Write again to the head of customer services at the seller and make clear that you are perfectly willing to take this matter to the small claims court and make others aware of their failure to give you your money back.
I would write to your card company at the same time. Be as tough as you can. You are not legally obliged to pay for damaged goods.
Q) IN November I took out a one-trip holiday insurance policy for a cruise that we were due to go on in February. The policy cost £75.99 and covered the cruise only.
But the cruise line cancelled the trip and refunded the cost.

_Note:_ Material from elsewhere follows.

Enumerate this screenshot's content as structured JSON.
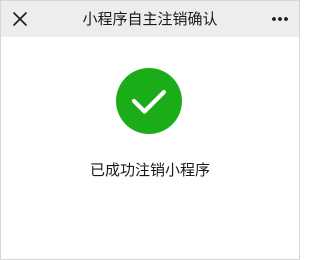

I phoned the insurance company to ask it to cancel the policy and refund me the £75.99 I had paid. But it said as I had passed the 14-day cooling-off period, I was not entitled to a refund. Is this right?
A) I’m afraid it’s highly unlikely you’ll be entitled to a refund. Have another look at the terms and conditions of the policy.
While most policies (like yours) give customers a 14-day free cancellation option (or cooling-off period), after that two weeks they don’t give you the legal right to cancel and obtain a refund unless, for example, there has been some element of fraud, which is certainly not the case here.
Mel Hunter, reader’s champion
Un-Thai my ticket tangle
Q) IN March 2020, I had British Airways flights from Thailand to Edinburgh cancelled. I had to book another flight, getting home the day the lockdown was imposed, which cost me more than £300.
After much to-ing and fro-ing between the agent and BA, I am no further forward with my request for a refund.
A) You’d been waiting an awfully long time to get your refund. BA confirmed to me that you should be due your money back, but as you booked through a third party, Travel Up, I needed to track it through it.
So I contacted the online agent. It held its hands up, admitting the refund should have already happened, and promised to put things right within days.
It took another three weeks, and a few more prods from me, until it finally put £177 into your bank account. However, you felt this fell short of the amount this return leg of the flight would have cost you.
Chasing this up, Travel Up told me it had taken a £50 admin fee – which was pretty rich, I responded, considering you’d waited more than 18 months to get your money back.
Eventually another £50 landed in your account, as a goodwill gesture.
Right from the start, I believe BA had a duty to get you home but it was confusing times, and with no contact initially from BA or Travel Up, you had to take matters into your own hands.
Nearly two years on, I’m glad to have helped bring things to a close.
Q) I PAID for a fridge freezer from Currys with estimated delivery a few weeks later. It arrived a week late and was damaged, so I told the driver I would expect a replacement.
I was told it would be delivered in another seven days, but on that occasion the driver said it was damaged again and he’d arrange yet another delivery.
The store told me it would arrive the next day. It didn’t. When I finally got it two days later, it was again damaged. I told the driver I wouldn’t accept it.
She offered 15 per cent off but I refused, as I wanted the undamaged goods I had paid for.
The store made contact with the Currys head office, but five weeks later, I have heard nothing.
A) I always urge readers not to settle for less than they have paid for.
Currys told me it actually offered ten per cent off your appliance – the third damaged one it tried to deliver.
The retailer agreed you had rejected this and that it had then not come back to you. Currys apologised, offering £100, made up of a 20 per cent discount and a gesture of goodwill, for you to keep the appliance. You accepted.
A spokesperson told me: “We are very sorry for the issues Mr Barber faced and for the lack of communication.”